**Work task:** As you look over the data below, please find each line where the word "JSON" appears, then copy it.

------ Data records ------

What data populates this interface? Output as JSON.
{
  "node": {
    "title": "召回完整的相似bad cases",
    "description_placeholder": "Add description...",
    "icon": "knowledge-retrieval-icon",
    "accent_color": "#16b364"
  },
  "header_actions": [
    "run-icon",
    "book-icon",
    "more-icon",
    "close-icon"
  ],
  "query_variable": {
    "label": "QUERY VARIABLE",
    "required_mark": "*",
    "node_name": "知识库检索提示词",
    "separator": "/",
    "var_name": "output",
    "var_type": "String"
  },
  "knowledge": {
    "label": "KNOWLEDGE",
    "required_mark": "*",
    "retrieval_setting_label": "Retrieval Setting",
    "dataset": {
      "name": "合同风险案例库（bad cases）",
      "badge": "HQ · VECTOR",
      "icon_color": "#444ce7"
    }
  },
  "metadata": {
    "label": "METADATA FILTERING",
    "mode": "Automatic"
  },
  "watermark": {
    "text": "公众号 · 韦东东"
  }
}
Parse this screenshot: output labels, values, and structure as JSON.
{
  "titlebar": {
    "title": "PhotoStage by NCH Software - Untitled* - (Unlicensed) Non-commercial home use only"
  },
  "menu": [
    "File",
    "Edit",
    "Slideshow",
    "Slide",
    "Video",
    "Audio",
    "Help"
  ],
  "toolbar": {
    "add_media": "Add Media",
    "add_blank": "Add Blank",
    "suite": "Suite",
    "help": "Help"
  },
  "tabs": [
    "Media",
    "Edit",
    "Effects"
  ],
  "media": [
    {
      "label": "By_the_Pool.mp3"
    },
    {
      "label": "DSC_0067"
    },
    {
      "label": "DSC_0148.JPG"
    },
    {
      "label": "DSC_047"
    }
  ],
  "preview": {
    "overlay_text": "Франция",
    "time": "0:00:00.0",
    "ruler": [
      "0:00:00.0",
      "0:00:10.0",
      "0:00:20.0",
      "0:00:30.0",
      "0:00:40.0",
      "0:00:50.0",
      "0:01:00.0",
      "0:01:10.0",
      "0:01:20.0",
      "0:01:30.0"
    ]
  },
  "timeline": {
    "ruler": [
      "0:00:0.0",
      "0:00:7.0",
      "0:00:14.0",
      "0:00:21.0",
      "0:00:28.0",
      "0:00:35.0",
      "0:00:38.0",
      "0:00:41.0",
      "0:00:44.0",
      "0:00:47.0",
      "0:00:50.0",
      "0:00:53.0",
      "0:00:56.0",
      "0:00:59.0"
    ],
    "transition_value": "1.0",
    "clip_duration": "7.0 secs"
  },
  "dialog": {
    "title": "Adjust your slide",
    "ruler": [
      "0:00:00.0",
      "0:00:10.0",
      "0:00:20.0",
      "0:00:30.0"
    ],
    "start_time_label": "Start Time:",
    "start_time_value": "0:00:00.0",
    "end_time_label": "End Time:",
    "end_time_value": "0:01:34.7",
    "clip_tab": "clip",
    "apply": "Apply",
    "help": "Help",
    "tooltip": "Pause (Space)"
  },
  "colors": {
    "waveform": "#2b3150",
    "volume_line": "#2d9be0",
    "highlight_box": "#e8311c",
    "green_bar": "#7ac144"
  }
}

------

**Completed task:**
What data populates this interface? Output as JSON.
Parse this screenshot: output labels, values, and structure as JSON.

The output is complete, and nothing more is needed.